How To Display IP Camera Video With A 60 Second Delay?

I have a customer that has a need to display video from a camera on a public monitor with about a 60 second delay. We need something as automated as possible, without interaction from a user. Any ideas?


With ONSSI (classic) you could simply start a playback window 1 minute behind the live feed.

Other recorders may allow this as well.

Though I am wondering if there would be any drift between the times over many hours or days, I'll try it and see.

How many cameras? How big are the images? what is the bandwidth? can they use a standard windows computer as a DVR?

With DW Spectrum, simply open the camera in the view and drag the slider to 60 seconds back in time and leave it alone. It will stay 60 seconds behind.

Common request in broadcasting with alot of options

http://www.markertek.com/category/video-delay-lines

I'm a backline support manager with Milestone

There are probably a number of VMS's that would allow you to open their client and start playing back from 1 minute ago and leave it be. As U1 mentioned though, there might be some clock drift over time unless they specifically have a feature to maintain a specific buffer from "now" in order to correct that drift over time. I doubt this is something we do, and either way it also requires manual effort once the client is launched start playback from a specific point.

I just did a quick 5 minute test and as long as "Skip gaps in playback" is disabled, Smart Client did not seem to drift. But that's a fairly short test so not terribly conclusive.

Unless someone knows of an application that does this already, it might require some development effort. Using Milestone's MIP SDK it would probably be trivial for a C# developer to modify one of the samples to initiate playback from a specific point in time and build onto it from there?

Interesting solutions there on the broadcast side. Alot of analog and the HD ones look spendy.

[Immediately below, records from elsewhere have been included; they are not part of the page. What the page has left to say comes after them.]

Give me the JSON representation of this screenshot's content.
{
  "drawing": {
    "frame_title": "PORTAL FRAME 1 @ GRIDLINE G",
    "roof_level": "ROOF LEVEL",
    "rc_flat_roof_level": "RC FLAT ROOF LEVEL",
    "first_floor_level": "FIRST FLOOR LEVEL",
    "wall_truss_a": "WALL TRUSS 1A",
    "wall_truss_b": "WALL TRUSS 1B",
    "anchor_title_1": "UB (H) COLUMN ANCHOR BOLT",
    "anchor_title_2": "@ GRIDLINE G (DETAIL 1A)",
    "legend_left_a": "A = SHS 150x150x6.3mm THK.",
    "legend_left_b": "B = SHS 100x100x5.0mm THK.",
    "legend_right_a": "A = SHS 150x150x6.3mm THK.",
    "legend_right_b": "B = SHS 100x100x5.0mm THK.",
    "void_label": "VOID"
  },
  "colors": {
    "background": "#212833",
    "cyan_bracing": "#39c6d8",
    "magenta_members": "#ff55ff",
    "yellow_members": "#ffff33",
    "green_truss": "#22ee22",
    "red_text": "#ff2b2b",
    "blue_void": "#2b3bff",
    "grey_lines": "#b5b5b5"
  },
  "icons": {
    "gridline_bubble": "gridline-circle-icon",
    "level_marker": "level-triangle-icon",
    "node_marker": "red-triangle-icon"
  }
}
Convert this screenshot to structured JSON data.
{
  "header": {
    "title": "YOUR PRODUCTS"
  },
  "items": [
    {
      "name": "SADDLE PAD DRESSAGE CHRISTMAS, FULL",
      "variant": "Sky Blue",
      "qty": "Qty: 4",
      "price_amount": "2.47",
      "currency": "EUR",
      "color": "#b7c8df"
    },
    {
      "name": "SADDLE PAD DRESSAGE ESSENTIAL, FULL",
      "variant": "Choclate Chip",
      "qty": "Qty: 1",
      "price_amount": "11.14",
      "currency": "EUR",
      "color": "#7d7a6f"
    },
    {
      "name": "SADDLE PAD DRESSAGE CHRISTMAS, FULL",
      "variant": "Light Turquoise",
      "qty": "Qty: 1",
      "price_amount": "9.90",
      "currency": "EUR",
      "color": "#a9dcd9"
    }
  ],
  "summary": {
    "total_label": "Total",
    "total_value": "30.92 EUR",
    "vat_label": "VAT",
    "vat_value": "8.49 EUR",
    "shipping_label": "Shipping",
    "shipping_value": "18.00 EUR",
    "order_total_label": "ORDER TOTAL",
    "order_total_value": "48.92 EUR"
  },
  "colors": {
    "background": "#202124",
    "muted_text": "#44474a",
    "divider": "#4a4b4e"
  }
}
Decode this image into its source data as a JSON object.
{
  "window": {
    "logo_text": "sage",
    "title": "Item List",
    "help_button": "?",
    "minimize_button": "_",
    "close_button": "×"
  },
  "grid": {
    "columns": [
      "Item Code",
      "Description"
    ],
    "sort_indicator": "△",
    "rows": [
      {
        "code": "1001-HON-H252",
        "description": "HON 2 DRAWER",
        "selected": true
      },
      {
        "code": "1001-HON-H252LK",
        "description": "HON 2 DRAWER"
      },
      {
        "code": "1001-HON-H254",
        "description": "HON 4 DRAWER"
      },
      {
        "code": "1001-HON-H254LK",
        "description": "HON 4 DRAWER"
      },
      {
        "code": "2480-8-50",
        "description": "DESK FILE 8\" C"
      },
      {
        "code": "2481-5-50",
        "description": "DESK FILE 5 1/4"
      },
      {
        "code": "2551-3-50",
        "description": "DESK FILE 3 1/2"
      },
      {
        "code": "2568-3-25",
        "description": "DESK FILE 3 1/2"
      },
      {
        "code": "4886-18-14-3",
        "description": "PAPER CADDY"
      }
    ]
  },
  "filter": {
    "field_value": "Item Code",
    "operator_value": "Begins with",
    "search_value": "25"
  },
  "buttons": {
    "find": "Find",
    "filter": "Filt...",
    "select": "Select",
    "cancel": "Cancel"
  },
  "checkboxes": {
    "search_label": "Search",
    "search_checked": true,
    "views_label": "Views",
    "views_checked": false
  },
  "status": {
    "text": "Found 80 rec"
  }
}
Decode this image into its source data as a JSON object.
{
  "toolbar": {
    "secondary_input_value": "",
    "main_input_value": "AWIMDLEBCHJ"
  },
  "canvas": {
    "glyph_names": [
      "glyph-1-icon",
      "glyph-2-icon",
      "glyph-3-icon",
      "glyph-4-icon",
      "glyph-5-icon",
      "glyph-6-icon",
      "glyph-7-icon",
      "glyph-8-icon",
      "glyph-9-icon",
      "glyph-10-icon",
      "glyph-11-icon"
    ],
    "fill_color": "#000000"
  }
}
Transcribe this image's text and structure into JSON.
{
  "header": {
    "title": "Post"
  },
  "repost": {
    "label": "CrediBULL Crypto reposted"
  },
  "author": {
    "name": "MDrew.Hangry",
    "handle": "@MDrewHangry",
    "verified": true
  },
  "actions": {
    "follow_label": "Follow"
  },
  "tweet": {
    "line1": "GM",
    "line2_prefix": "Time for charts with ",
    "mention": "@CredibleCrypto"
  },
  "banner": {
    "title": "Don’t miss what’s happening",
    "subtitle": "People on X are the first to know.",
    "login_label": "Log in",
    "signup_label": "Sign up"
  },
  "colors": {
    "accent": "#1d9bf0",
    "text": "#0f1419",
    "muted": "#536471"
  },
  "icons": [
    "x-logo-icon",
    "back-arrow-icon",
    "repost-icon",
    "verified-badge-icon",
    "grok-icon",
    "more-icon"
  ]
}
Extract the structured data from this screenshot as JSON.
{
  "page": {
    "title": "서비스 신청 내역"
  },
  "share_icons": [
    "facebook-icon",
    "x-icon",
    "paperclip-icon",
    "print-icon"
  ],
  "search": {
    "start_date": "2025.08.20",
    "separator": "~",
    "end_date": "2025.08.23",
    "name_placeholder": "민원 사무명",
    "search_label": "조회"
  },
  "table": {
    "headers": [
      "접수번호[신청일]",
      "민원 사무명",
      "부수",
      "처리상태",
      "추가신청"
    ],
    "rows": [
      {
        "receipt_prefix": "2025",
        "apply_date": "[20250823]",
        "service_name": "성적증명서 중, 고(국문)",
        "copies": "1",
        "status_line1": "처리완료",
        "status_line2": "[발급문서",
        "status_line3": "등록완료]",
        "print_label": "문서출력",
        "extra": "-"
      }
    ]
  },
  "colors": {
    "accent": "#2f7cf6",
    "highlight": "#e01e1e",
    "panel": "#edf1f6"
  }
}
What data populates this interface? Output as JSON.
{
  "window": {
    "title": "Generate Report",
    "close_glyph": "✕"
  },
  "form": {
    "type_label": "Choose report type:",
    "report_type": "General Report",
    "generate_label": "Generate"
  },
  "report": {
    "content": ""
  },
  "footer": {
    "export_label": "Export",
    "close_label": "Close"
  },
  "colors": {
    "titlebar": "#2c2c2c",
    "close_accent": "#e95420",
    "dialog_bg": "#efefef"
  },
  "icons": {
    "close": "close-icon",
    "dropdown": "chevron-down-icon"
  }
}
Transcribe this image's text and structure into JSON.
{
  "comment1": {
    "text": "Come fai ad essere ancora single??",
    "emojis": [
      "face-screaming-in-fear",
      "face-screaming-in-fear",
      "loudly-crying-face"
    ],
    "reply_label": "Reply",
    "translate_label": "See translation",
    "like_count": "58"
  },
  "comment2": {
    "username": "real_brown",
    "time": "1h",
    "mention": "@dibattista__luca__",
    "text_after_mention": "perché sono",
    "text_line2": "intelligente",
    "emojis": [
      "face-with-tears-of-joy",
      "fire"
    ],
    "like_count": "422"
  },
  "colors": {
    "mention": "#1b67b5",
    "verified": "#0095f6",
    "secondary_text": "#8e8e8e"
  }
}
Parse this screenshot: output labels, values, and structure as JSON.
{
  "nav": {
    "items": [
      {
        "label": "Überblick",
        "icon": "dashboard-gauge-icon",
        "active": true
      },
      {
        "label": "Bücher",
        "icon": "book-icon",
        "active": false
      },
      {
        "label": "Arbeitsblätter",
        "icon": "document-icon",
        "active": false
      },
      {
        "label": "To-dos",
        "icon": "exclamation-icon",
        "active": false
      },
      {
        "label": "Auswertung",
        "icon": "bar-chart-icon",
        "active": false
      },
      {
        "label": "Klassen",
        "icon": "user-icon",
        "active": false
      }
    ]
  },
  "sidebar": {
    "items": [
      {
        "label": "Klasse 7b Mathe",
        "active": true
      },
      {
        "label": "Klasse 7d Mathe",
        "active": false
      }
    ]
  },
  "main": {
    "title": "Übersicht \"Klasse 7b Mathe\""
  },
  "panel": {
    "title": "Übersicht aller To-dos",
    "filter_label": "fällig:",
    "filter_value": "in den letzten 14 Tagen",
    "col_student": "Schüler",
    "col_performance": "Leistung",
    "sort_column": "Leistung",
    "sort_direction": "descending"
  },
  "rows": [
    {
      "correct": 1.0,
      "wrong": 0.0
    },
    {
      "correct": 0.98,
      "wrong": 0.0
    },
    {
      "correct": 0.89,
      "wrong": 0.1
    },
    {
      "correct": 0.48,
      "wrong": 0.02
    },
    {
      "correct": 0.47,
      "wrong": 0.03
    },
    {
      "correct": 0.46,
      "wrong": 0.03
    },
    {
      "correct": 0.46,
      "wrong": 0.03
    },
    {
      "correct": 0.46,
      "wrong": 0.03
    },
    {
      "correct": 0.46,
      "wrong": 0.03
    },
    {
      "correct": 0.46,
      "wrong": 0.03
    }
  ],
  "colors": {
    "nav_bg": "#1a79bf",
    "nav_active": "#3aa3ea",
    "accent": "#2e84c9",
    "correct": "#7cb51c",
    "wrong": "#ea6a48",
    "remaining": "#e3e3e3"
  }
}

Maybe you could functionally accomplish it by using WOWZA and setting a really big buffer so the VMS starts out behind realtime. A whole minute is pretty long, and probably outside the scope of the function, but it should be easy to try.

This is for a diving team, so only 1 camera, probably an IP 1MP camera. I think the start a VMS client instance and set playback to a minute ago is the easiest solution! Thanks for all the help.

Our product, Crossfire, lets you put a camera into a window, then put the same camera into a second window - and set a delay of any amount of time between the live stream and the second window - you could have a delay of 1 minute or even several days in the second window - as long as you have the bandwidth to keep a live stream going in the first window.

Do you have a link to a website?

What is the standard use-case for that functionality? It seems like it was designed for some specific purpose where a user wants to view live video and delayed video side-by-side (particularly since it seems to require the live view to stay open). I'm curious how that feature is normally used.

This feature has been used in a variety of scenarios, but the requirement that led to its development was as follows:

two or more cameras are watching the same scene (e.g., an intersection) from different angles and collecting data simultaneously. However, the user has forgotten to set the standard time on the cameras or the different DVR's and the data streams back asynchronous. This feature lets the user re-synchronize the data so that several channels can be viewed and they are all in synch.

Other uses allow the user to delay various channels relative to other channels, etc.

Depending on the client program options, you might be able to set the incoming buffer size. VLC, for instance, looks like this:

I say might because I havent tried it myself on any number higher than 2000.

Most YouTube channels which do live broadcasts use some FREE software called X-Split. You can register for premium version.

They have a few options, I think the gamecaster version suites your needs.

You can see below link, which you can set a time delay for the stream.

https://www.xsplit.com/gamecaster/faq/advanced/how-do-i-setup-a-stream-delay

you can provide a RTSP video camera as the source.

https://supportdesk.xsplit.com/customer/en/portal/articles/2386552-how-to-format-the-rtsp-url-for-ip-camera-source.

The only thing to work out is how to display the stream, as it's designed to go to social streaming, but you can do a RTMP service.

Here you can see you can provide the stream to a local output. I think this all can run on a single system.

https://supportdesk.xsplit.com/customer/portal/articles/2230806

I don't have anything to do with this company! just maybe information might be useful to people in future also.

To decode the RTSP stream, I use a Raspberry Pi. I've been experimenting with the Pi for some time to decode IP streams when a customer wants a single real time stream from one of their cameras. It works fine; I've only actually deployed it once. I'm concerned this is not a "commercial package." If any tech after me needs to fix it, he'll be scratching his head. Google uses a chromebook and one of their applications to decode a stream. With a piece of their software, you can insert logos and other graphics. I've never done it, but a school district is using their security cameras to display information on their "public mode" displays with that app.

Adobe Flash Media Encoder....you can make a commom internet streaming ..

I was going to suggest VLC as well - it's so incredibly configurable, there must be a way to delay a video stream by a fixed time period.

So as an experiment, I launched VLC to stream an Axis camera with a 10,000ms pre-buffer:

After several minutes, the stream is still delayed exactly 10 seconds.

Testing it now with a 60000ms buffer...